So buy those rims.  Make them spin.  Pick up some ladies with them.  But just be reminded that over two hundred years of research and some workers safety went into making them.  

Tuesday, 7 June 2011

Washing Vegetables Properly

I am in Central Europe and I am afraid to eat vegetables.  On the plate of chicken stuffed with goat cheese and roasted potatoes sits a cucumber, some lettuce and a tomato.  Normally my mother would tell me to 'eat my vegetables' however a quick facebook message said, 'don't even touch them.'  Why? 

Over 2,300 people sick and 23 deaths have been linked to eating raw vegetables.  An unusual lethal superbug strain of  E.Coli O104 strain was uncovered.  I am not an E.Coli expert but apparrtently O104 strains are almost never (normally) resistant to antibiotics.  This outbreak is said to originate from vegetables in Almeria, Spain has caused such widespread panic around Europe resulting in 200 millions of euros per week of lost revenue for Spanish and other European producers.  It has also caused me some indigestion from the lack of needed fiber.

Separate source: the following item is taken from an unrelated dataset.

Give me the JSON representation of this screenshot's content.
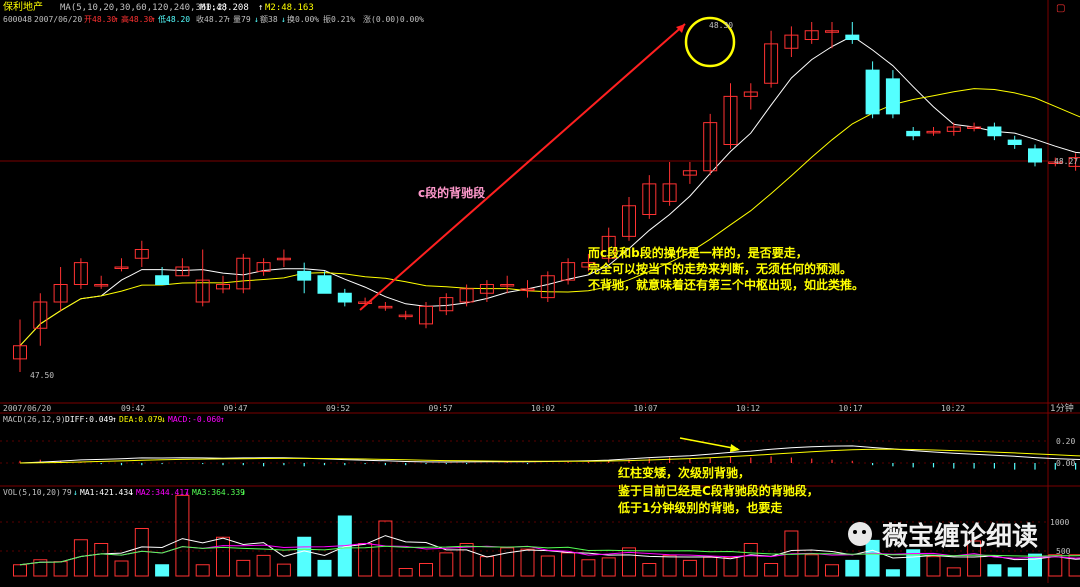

E.Coli is not the only nasty stuff on the surface coming off the cucumber.  Plants are grown in vast fields surrounded by a lot of bugs and other pests.  Crop control means that herbicides, fungacides and pesticides are used to control for these pests.  These chemicals control weeds, fungus and pests from eating some expensive cash crops before you do.  Monsato, Dow and other companies make these chemicals to spray in the fields.  These chemicals have sprayed with proper concentrations determined by the surface tension of the chemicals so the drop size is the correct size for proper coating of the vegetetables.  Like these new deadly strains of E.Coli you would not want to eat these chemicals.  So how do you get them off?  You need to wash them!!! 

Companies that produce the vegetables need to wash the vegetables thoroughly.  This may be something that is amiss with the vegetables affected by E.Coli.  Good quality control is not in place.  However, some companies to control for the pesticides, herbicides and fungacides have started using a surface tension device.  They wash their fruit and vegetables then test the effluent water for these pesticides, herbicides and fungicides.  Once they are below a particular surface tension then they are free to go to the stores where you can buy them.  Maybe soon I can munch on some vegetables.  Hopefully, without having to ingest E.coli, pesticides, fungicides and herbicides with my meal.  Learn here how to wash your vegetables properly.